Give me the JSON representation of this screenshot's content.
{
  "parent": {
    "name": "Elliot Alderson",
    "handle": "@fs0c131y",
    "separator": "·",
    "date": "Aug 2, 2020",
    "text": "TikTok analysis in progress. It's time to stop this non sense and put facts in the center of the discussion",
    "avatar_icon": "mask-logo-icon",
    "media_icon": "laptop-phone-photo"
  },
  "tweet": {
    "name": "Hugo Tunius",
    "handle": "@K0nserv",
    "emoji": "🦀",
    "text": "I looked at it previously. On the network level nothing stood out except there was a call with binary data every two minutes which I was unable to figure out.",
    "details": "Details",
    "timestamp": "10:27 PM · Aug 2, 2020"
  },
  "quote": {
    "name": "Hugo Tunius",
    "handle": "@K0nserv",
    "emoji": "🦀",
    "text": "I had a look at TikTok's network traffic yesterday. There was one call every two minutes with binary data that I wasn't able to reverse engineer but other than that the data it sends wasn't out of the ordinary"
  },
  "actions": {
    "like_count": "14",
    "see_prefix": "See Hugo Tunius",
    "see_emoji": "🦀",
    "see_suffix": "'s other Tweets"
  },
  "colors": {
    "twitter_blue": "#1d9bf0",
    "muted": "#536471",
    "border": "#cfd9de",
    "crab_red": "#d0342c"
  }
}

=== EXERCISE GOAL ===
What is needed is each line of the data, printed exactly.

=== EXERCISE RESULT ===
Give me the JSON representation of this screenshot's content.
{
  "parent": {
    "name": "Elliot Alderson",
    "handle": "@fs0c131y",
    "separator": "·",
    "date": "Aug 2, 2020",
    "text": "TikTok analysis in progress. It's time to stop this non sense and put facts in the center of the discussion",
    "avatar_icon": "mask-logo-icon",
    "media_icon": "laptop-phone-photo"
  },
  "tweet": {
    "name": "Hugo Tunius",
    "handle": "@K0nserv",
    "emoji": "🦀",
    "text": "I looked at it previously. On the network level nothing stood out except there was a call with binary data every two minutes which I was unable to figure out.",
    "details": "Details",
    "timestamp": "10:27 PM · Aug 2, 2020"
  },
  "quote": {
    "name": "Hugo Tunius",
    "handle": "@K0nserv",
    "emoji": "🦀",
    "text": "I had a look at TikTok's network traffic yesterday. There was one call every two minutes with binary data that I wasn't able to reverse engineer but other than that the data it sends wasn't out of the ordinary"
  },
  "actions": {
    "like_count": "14",
    "see_prefix": "See Hugo Tunius",
    "see_emoji": "🦀",
    "see_suffix": "'s other Tweets"
  },
  "colors": {
    "twitter_blue": "#1d9bf0",
    "muted": "#536471",
    "border": "#cfd9de",
    "crab_red": "#d0342c"
  }
}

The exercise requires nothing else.